Copy the listing in full and exactly, omitting its images.
◇ ◇ ◇ ◇ ◇
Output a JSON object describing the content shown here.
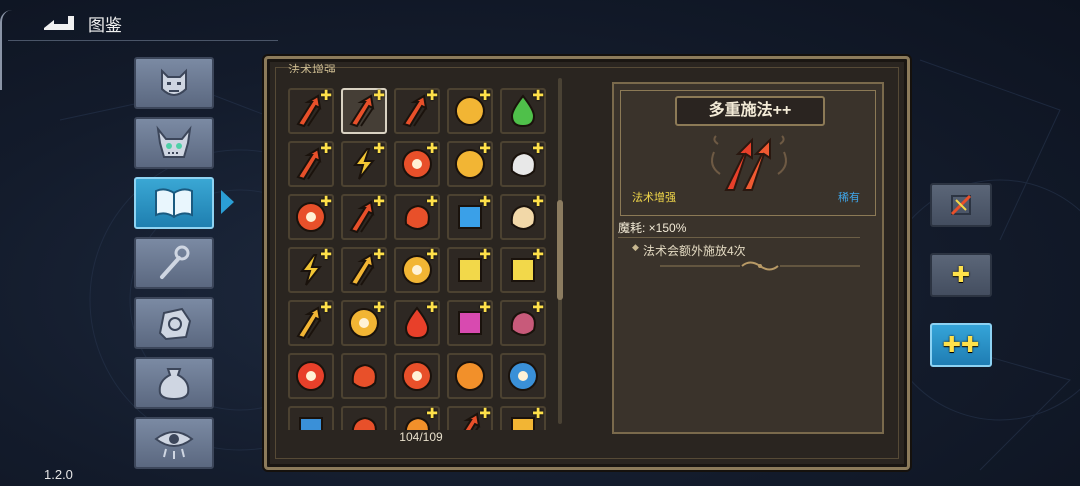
{
  "header": {
    "title": "图鉴"
  },
  "version": "1.2.0",
  "category_tabs": [
    {
      "icon": "demon-face-icon",
      "active": false
    },
    {
      "icon": "horned-skull-icon",
      "active": false
    },
    {
      "icon": "book-icon",
      "active": true
    },
    {
      "icon": "staff-icon",
      "active": false
    },
    {
      "icon": "hand-icon",
      "active": false
    },
    {
      "icon": "potion-bag-icon",
      "active": false
    },
    {
      "icon": "eye-icon",
      "active": false
    }
  ],
  "grid": {
    "section_title": "法术增强",
    "count_label": "104/109",
    "cells": [
      {
        "icon": "triple-arrow-icon",
        "plus": true,
        "color": "#e8502a"
      },
      {
        "icon": "double-arrow-icon",
        "plus": true,
        "color": "#e8502a",
        "selected": true
      },
      {
        "icon": "spread-arrow-icon",
        "plus": true,
        "color": "#e8502a"
      },
      {
        "icon": "gold-burst-icon",
        "plus": true,
        "color": "#f2b534"
      },
      {
        "icon": "green-drop-icon",
        "plus": true,
        "color": "#4fc04a"
      },
      {
        "icon": "crossed-arrow-icon",
        "plus": true,
        "color": "#e8502a"
      },
      {
        "icon": "lightning-icon",
        "plus": true,
        "color": "#f2c634"
      },
      {
        "icon": "pause-icon",
        "plus": true,
        "color": "#e8502a"
      },
      {
        "icon": "crescent-icon",
        "plus": true,
        "color": "#f2b534"
      },
      {
        "icon": "mouse-icon",
        "plus": true,
        "color": "#e8e8e8"
      },
      {
        "icon": "target-icon",
        "plus": true,
        "color": "#e8502a"
      },
      {
        "icon": "zigzag-arrow-icon",
        "plus": true,
        "color": "#e8502a"
      },
      {
        "icon": "tri-split-icon",
        "plus": true,
        "color": "#e8502a"
      },
      {
        "icon": "blue-crystal-icon",
        "plus": true,
        "color": "#3aa0e8"
      },
      {
        "icon": "larva-icon",
        "plus": true,
        "color": "#f2d8a8"
      },
      {
        "icon": "bolt-split-icon",
        "plus": true,
        "color": "#f2c634"
      },
      {
        "icon": "up-arrows-icon",
        "plus": true,
        "color": "#f2b534"
      },
      {
        "icon": "cross-orb-icon",
        "plus": true,
        "color": "#f2b534"
      },
      {
        "icon": "battery-icon",
        "plus": true,
        "color": "#f2d84a"
      },
      {
        "icon": "grid-rune-icon",
        "plus": true,
        "color": "#f2d84a"
      },
      {
        "icon": "chevrons-icon",
        "plus": true,
        "color": "#f2b534"
      },
      {
        "icon": "sun-icon",
        "plus": true,
        "color": "#f2b534"
      },
      {
        "icon": "red-flask-icon",
        "plus": true,
        "color": "#e8402a"
      },
      {
        "icon": "prism-cube-icon",
        "plus": true,
        "color": "#d84ab0"
      },
      {
        "icon": "worm-icon",
        "plus": true,
        "color": "#c85a7a"
      },
      {
        "icon": "red-flower-icon",
        "plus": false,
        "color": "#e8402a"
      },
      {
        "icon": "splash-icon",
        "plus": false,
        "color": "#e8502a"
      },
      {
        "icon": "pinwheel-icon",
        "plus": false,
        "color": "#e8502a"
      },
      {
        "icon": "hook-icon",
        "plus": false,
        "color": "#f2902a"
      },
      {
        "icon": "vortex-icon",
        "plus": false,
        "color": "#3a90d8"
      },
      {
        "icon": "blue-pillars-icon",
        "plus": false,
        "color": "#3a90d8"
      },
      {
        "icon": "red-beast-icon",
        "plus": false,
        "color": "#e8502a"
      },
      {
        "icon": "fire-spark-icon",
        "plus": true,
        "color": "#f2902a"
      },
      {
        "icon": "red-spikes-icon",
        "plus": true,
        "color": "#e8502a"
      },
      {
        "icon": "gold-rune-icon",
        "plus": true,
        "color": "#f2b534"
      }
    ]
  },
  "detail": {
    "title": "多重施法++",
    "category": "法术增强",
    "rarity": "稀有",
    "cost": "魔耗: ×150%",
    "effect": "法术会额外施放4次",
    "icon": "double-arrow-icon"
  },
  "side_buttons": [
    {
      "icon": "slash-icon",
      "active": false
    },
    {
      "icon": "plus-icon",
      "label": "✚",
      "active": false
    },
    {
      "icon": "double-plus-icon",
      "label": "✚✚",
      "active": true
    }
  ],
  "colors": {
    "accent_blue": "#2b9fd6",
    "gold_plus": "#ffe14a",
    "panel_border": "#8c7b5b",
    "rarity_blue": "#3fa5e8",
    "category_yellow": "#f2d84a"
  }
}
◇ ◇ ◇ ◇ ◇
◆ Output of the exercise:
Output a JSON object describing the content shown here.
{
  "header": {
    "title": "图鉴"
  },
  "version": "1.2.0",
  "category_tabs": [
    {
      "icon": "demon-face-icon",
      "active": false
    },
    {
      "icon": "horned-skull-icon",
      "active": false
    },
    {
      "icon": "book-icon",
      "active": true
    },
    {
      "icon": "staff-icon",
      "active": false
    },
    {
      "icon": "hand-icon",
      "active": false
    },
    {
      "icon": "potion-bag-icon",
      "active": false
    },
    {
      "icon": "eye-icon",
      "active": false
    }
  ],
  "grid": {
    "section_title": "法术增强",
    "count_label": "104/109",
    "cells": [
      {
        "icon": "triple-arrow-icon",
        "plus": true,
        "color": "#e8502a"
      },
      {
        "icon": "double-arrow-icon",
        "plus": true,
        "color": "#e8502a",
        "selected": true
      },
      {
        "icon": "spread-arrow-icon",
        "plus": true,
        "color": "#e8502a"
      },
      {
        "icon": "gold-burst-icon",
        "plus": true,
        "color": "#f2b534"
      },
      {
        "icon": "green-drop-icon",
        "plus": true,
        "color": "#4fc04a"
      },
      {
        "icon": "crossed-arrow-icon",
        "plus": true,
        "color": "#e8502a"
      },
      {
        "icon": "lightning-icon",
        "plus": true,
        "color": "#f2c634"
      },
      {
        "icon": "pause-icon",
        "plus": true,
        "color": "#e8502a"
      },
      {
        "icon": "crescent-icon",
        "plus": true,
        "color": "#f2b534"
      },
      {
        "icon": "mouse-icon",
        "plus": true,
        "color": "#e8e8e8"
      },
      {
        "icon": "target-icon",
        "plus": true,
        "color": "#e8502a"
      },
      {
        "icon": "zigzag-arrow-icon",
        "plus": true,
        "color": "#e8502a"
      },
      {
        "icon": "tri-split-icon",
        "plus": true,
        "color": "#e8502a"
      },
      {
        "icon": "blue-crystal-icon",
        "plus": true,
        "color": "#3aa0e8"
      },
      {
        "icon": "larva-icon",
        "plus": true,
        "color": "#f2d8a8"
      },
      {
        "icon": "bolt-split-icon",
        "plus": true,
        "color": "#f2c634"
      },
      {
        "icon": "up-arrows-icon",
        "plus": true,
        "color": "#f2b534"
      },
      {
        "icon": "cross-orb-icon",
        "plus": true,
        "color": "#f2b534"
      },
      {
        "icon": "battery-icon",
        "plus": true,
        "color": "#f2d84a"
      },
      {
        "icon": "grid-rune-icon",
        "plus": true,
        "color": "#f2d84a"
      },
      {
        "icon": "chevrons-icon",
        "plus": true,
        "color": "#f2b534"
      },
      {
        "icon": "sun-icon",
        "plus": true,
        "color": "#f2b534"
      },
      {
        "icon": "red-flask-icon",
        "plus": true,
        "color": "#e8402a"
      },
      {
        "icon": "prism-cube-icon",
        "plus": true,
        "color": "#d84ab0"
      },
      {
        "icon": "worm-icon",
        "plus": true,
        "color": "#c85a7a"
      },
      {
        "icon": "red-flower-icon",
        "plus": false,
        "color": "#e8402a"
      },
      {
        "icon": "splash-icon",
        "plus": false,
        "color": "#e8502a"
      },
      {
        "icon": "pinwheel-icon",
        "plus": false,
        "color": "#e8502a"
      },
      {
        "icon": "hook-icon",
        "plus": false,
        "color": "#f2902a"
      },
      {
        "icon": "vortex-icon",
        "plus": false,
        "color": "#3a90d8"
      },
      {
        "icon": "blue-pillars-icon",
        "plus": false,
        "color": "#3a90d8"
      },
      {
        "icon": "red-beast-icon",
        "plus": false,
        "color": "#e8502a"
      },
      {
        "icon": "fire-spark-icon",
        "plus": true,
        "color": "#f2902a"
      },
      {
        "icon": "red-spikes-icon",
        "plus": true,
        "color": "#e8502a"
      },
      {
        "icon": "gold-rune-icon",
        "plus": true,
        "color": "#f2b534"
      }
    ]
  },
  "detail": {
    "title": "多重施法++",
    "category": "法术增强",
    "rarity": "稀有",
    "cost": "魔耗: ×150%",
    "effect": "法术会额外施放4次",
    "icon": "double-arrow-icon"
  },
  "side_buttons": [
    {
      "icon": "slash-icon",
      "active": false
    },
    {
      "icon": "plus-icon",
      "label": "✚",
      "active": false
    },
    {
      "icon": "double-plus-icon",
      "label": "✚✚",
      "active": true
    }
  ],
  "colors": {
    "accent_blue": "#2b9fd6",
    "gold_plus": "#ffe14a",
    "panel_border": "#8c7b5b",
    "rarity_blue": "#3fa5e8",
    "category_yellow": "#f2d84a"
  }
}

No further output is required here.